Originally made in Dijon, France (aka the mustard capital of the world), this tangy light yellow mustard has been a French classic and sandwich condiment favorite since the 1800s, but its creation dates as far back as the early 1300s. What sets this style of mustard apart from the others is the use of verjuice, a sour juice made from unripened grapes, instead of vinegar. And thanks to the mucilage produced by the mustard seeds, Dijon mustard can also be used as an emulsifying agent for water and oil mixtures, such as salad dressings or marinades. Pick up a bottle in your local grocery store or try a more traditional recipe from a gourmet shop.
Flavor and Texture of Dijon Mustard

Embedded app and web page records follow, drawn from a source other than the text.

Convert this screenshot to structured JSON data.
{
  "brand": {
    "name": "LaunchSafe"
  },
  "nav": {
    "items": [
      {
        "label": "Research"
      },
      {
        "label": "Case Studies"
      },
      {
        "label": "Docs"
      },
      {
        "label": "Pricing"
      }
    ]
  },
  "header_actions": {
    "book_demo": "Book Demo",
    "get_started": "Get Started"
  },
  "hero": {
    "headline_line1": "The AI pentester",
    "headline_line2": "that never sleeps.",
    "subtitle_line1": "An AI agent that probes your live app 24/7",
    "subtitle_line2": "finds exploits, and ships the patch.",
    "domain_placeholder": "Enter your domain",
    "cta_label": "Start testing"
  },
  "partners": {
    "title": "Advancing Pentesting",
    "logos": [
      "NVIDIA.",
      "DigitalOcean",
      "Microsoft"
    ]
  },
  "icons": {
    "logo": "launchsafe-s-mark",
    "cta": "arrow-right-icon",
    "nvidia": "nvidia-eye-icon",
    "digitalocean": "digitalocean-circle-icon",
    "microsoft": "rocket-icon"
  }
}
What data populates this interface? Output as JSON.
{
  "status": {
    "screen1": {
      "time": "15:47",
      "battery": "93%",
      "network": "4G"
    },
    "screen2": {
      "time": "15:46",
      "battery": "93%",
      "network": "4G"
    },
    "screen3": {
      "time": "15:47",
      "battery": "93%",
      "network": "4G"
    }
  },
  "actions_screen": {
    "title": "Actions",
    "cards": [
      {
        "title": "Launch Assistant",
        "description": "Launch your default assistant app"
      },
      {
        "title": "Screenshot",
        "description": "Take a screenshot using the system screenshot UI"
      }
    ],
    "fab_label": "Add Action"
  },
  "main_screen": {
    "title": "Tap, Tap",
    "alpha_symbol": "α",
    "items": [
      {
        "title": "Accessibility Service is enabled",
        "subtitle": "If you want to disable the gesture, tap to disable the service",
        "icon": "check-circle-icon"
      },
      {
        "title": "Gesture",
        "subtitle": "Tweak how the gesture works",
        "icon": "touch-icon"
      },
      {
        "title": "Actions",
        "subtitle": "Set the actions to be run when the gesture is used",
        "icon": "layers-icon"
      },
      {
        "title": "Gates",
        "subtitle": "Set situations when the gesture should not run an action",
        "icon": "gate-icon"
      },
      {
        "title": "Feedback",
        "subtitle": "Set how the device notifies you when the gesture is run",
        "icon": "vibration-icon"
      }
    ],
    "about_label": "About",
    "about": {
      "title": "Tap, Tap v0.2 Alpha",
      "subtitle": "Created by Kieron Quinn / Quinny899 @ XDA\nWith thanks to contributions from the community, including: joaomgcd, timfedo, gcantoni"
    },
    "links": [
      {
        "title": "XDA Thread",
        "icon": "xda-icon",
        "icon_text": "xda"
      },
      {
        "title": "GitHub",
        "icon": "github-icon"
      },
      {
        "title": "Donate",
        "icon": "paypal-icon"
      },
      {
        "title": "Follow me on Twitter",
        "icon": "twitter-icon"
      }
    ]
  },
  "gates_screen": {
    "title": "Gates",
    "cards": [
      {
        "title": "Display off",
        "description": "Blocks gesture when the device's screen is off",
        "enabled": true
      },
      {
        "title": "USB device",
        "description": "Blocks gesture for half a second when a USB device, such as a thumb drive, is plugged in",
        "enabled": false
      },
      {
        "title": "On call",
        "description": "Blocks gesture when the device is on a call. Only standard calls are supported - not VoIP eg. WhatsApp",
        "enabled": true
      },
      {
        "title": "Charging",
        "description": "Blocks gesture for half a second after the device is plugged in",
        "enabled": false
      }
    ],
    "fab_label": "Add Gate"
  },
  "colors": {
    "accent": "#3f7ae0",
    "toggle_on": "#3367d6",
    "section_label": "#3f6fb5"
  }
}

Known for its bold flavor, Dijon mustard is typically stronger than bright yellow American mustards. When it comes to taste, the mustard seeds are the star of the show followed by an acidic sharpness from the verjuice or more commonly used vinegar in today’s mass produced varieties. In regards to texture, different brands can vary from completely smooth like a puree to seedy with parts of the mustard seeds still visible.
Storage and Usage of Dijon Mustard
Don’t worry if you accidentally buy extra of this kitchen staple, as it can last for up to three years in the pantry when unopened. But once opened, keep your Dijon mustard in the refrigerator for up to a year to prevent it from going bad. For maximum flavor potency, enjoy the mustard within six months.
Bring some French flair into your kitchen and whip up our Tuna Nicoise and Croque Monsieur Style Pork Chops. Or go with some hearty German favorites such as Beer Braised Brats with Dilly Potatoes and Pork Tenderloin with German Potato Salad. Try Dijon mustard in one of our easy breakfast recipes, Croissant Breakfast Casserole or Ham and Swiss Strata, for a zesty start to the day.
Feature Image: Flickr user AndrewHavis ( CC BY-NC-ND 2.0 )